The advantages to conducting the Transaction Screen include:

A reduction in cost to the borrower when a comprehensive investigation may be unnecessary
A shorter turn-around time than that of a full Phase I assessment
A source of information that may alert a lender or buyer of potential environmental problems on the property

If information is obtained through the Transaction Screen that indicates a full Preliminary Environmental Site Assessment may be warranted; portions of the cost of the Transaction Screen will be deducted from the cost of the expanded assessment.

Environmental Audits:
Environmental Audits are generally conducted on ongoing operations to review a company’s operating records and to examine the company’s environmental practices. Information gathered during the audit is evaluated to determine compliance with federal, state and local environmental regulatory disclosure requirements which in turn is used to identify potential risks at the facility.

During the Environmental Audit site inspection, features including buildings, utilities, adjacent land uses, waste evidence, chemical/fuel storage areas, manhole and catch basins/drains, water features, geologic features, process tanks, pits/ponds/lagoons, disposal areas, and chemical transfer points are observed. Environmental problems encountered on a site generally relate to water, air, and solid waste discharges or potential discharges. Company information and records reviewed during the audit are used for evaluating:

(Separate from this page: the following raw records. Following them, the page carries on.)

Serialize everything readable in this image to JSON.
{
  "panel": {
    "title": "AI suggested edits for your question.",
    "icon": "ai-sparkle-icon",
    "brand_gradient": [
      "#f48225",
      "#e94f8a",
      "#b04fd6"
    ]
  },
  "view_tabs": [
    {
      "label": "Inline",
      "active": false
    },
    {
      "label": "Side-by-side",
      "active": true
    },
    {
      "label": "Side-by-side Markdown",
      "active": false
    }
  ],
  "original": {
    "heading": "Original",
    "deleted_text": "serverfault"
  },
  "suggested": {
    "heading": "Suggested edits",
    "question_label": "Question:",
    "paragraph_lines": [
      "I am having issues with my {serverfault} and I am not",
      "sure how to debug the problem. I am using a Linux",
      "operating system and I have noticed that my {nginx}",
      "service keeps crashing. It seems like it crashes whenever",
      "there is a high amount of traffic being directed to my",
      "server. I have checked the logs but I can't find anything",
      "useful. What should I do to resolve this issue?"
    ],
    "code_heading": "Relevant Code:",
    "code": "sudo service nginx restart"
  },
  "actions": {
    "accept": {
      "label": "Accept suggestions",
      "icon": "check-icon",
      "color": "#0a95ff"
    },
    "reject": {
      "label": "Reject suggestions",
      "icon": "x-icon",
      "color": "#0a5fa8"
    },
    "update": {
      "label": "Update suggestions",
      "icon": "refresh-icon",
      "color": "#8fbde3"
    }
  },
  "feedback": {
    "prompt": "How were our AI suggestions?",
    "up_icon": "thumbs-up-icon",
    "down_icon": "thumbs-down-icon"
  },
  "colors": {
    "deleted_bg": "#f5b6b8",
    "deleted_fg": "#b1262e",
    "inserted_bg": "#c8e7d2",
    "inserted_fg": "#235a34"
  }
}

Permits and support documentation
Flow sheets
Air-emission inventories
Sampling records
Analytical techniques
Maintenance records
Operating logs
Periodic results filed with regulatory agencies
Permit-exceedance reports
Emergency Action Plans
Oil spill and hazardous substances contingency plans
Notification procedures
Electrical transformer labeling, storage and disposal records

In addition, information is requested from the local County Environmental Health Department regarding spills, illegal disposal of hazardous materials, underground tank permits and testing, and other potential impacts from hazardous materials on the site. Regulatory agency databases listing known or potential hazardous waste sites are also reviewed to determine if the subject site has had reported contamination or to determine if off-site sources of contamination may have impacted the subject property.

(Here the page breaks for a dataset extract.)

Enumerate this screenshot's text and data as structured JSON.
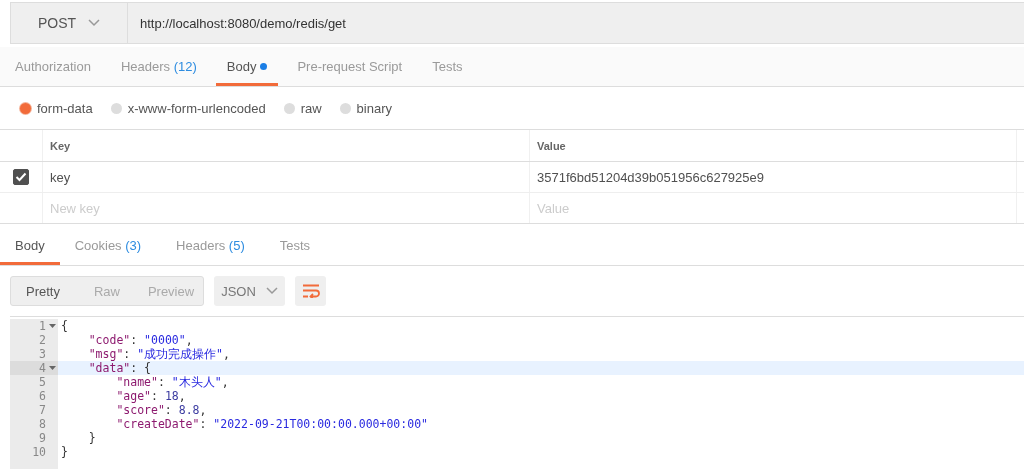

Subsurface investigations or surficial sampling (Phase II) are often necessary to characterize potential contamination from suspect improper usage of hazardous materials. Phase II assessments may follow recommendations made in the Phase I report by identifying contaminants of concern and evaluating their distribution in soil and/or groundwater. The goal of the Phase II assessment is to obtain data that may be used to gain closure for the specific project or that may be used for development of a site specific clean-up plan. Commercial and industrial sites present particular problems for contaminant characterization. Our experience provides us with background to efficiently identify potential concerns and perform the required investigation needed for case closure.

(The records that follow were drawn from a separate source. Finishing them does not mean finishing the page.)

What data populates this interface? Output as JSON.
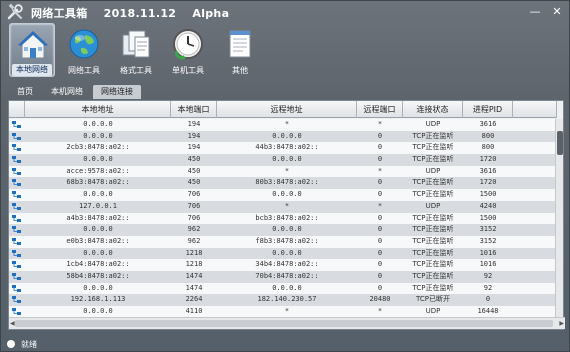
{
  "title": {
    "app": "网络工具箱",
    "date": "2018.11.12",
    "edition": "Alpha"
  },
  "window_buttons": {
    "minimize": "—",
    "close": "✕"
  },
  "toolbar": [
    {
      "label": "本地网络",
      "icon": "house-icon"
    },
    {
      "label": "网络工具",
      "icon": "globe-icon"
    },
    {
      "label": "格式工具",
      "icon": "documents-icon"
    },
    {
      "label": "单机工具",
      "icon": "clock-icon"
    },
    {
      "label": "其他",
      "icon": "notepad-icon"
    }
  ],
  "tabs": [
    "首页",
    "本机网络",
    "网络连接"
  ],
  "table": {
    "columns": [
      "",
      "本地地址",
      "本地端口",
      "远程地址",
      "远程端口",
      "连接状态",
      "进程PID"
    ],
    "rows": [
      [
        "0.0.0.0",
        "194",
        "*",
        "*",
        "UDP",
        "3616"
      ],
      [
        "0.0.0.0",
        "194",
        "0.0.0.0",
        "0",
        "TCP正在监听",
        "800"
      ],
      [
        "2cb3:8478:a02::",
        "194",
        "44b3:8478:a02::",
        "0",
        "TCP正在监听",
        "800"
      ],
      [
        "0.0.0.0",
        "450",
        "0.0.0.0",
        "0",
        "TCP正在监听",
        "1720"
      ],
      [
        "acce:9578:a02::",
        "450",
        "*",
        "*",
        "UDP",
        "3616"
      ],
      [
        "68b3:8478:a02::",
        "450",
        "80b3:8478:a02::",
        "0",
        "TCP正在监听",
        "1720"
      ],
      [
        "0.0.0.0",
        "706",
        "0.0.0.0",
        "0",
        "TCP正在监听",
        "1500"
      ],
      [
        "127.0.0.1",
        "706",
        "*",
        "*",
        "UDP",
        "4240"
      ],
      [
        "a4b3:8478:a02::",
        "706",
        "bcb3:8478:a02::",
        "0",
        "TCP正在监听",
        "1500"
      ],
      [
        "0.0.0.0",
        "962",
        "0.0.0.0",
        "0",
        "TCP正在监听",
        "3152"
      ],
      [
        "e0b3:8478:a02::",
        "962",
        "f8b3:8478:a02::",
        "0",
        "TCP正在监听",
        "3152"
      ],
      [
        "0.0.0.0",
        "1218",
        "0.0.0.0",
        "0",
        "TCP正在监听",
        "1016"
      ],
      [
        "1cb4:8478:a02::",
        "1218",
        "34b4:8478:a02::",
        "0",
        "TCP正在监听",
        "1016"
      ],
      [
        "58b4:8478:a02::",
        "1474",
        "70b4:8478:a02::",
        "0",
        "TCP正在监听",
        "92"
      ],
      [
        "0.0.0.0",
        "1474",
        "0.0.0.0",
        "0",
        "TCP正在监听",
        "92"
      ],
      [
        "192.168.1.113",
        "2264",
        "182.140.230.57",
        "20480",
        "TCP已断开",
        "0"
      ],
      [
        "0.0.0.0",
        "4110",
        "*",
        "*",
        "UDP",
        "16448"
      ]
    ]
  },
  "status": {
    "text": "就绪"
  },
  "colors": {
    "accent": "#0b2a5a",
    "window_bg": "#5d646c",
    "row_alt": "#d8dce1"
  }
}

Based upon our preliminary assessment and client requirements, a sampling program utilizing random or authoritative methods may be initiated to characterize the potential contamination. Sampling and testing is conducted in accordance with EPA protocols and guidelines as specified in SW 846, Test Methods for Evaluating Solid Waste and California Code of Regulations Title 22. Testing is performed by a state-certified laboratory in accordance with EPA test methods and/or California Code of Regulations Title 22 specifications.

Investigations of underground storage tanks are performed to determine if leakage has occurred and to evaluate the extent of any contaminant plume.

These investigations can be conducted prior to tank removal by drilling methods, or after removal by grab sampling methods. We specialize in researching, locating and investigating previously removed underground tanks.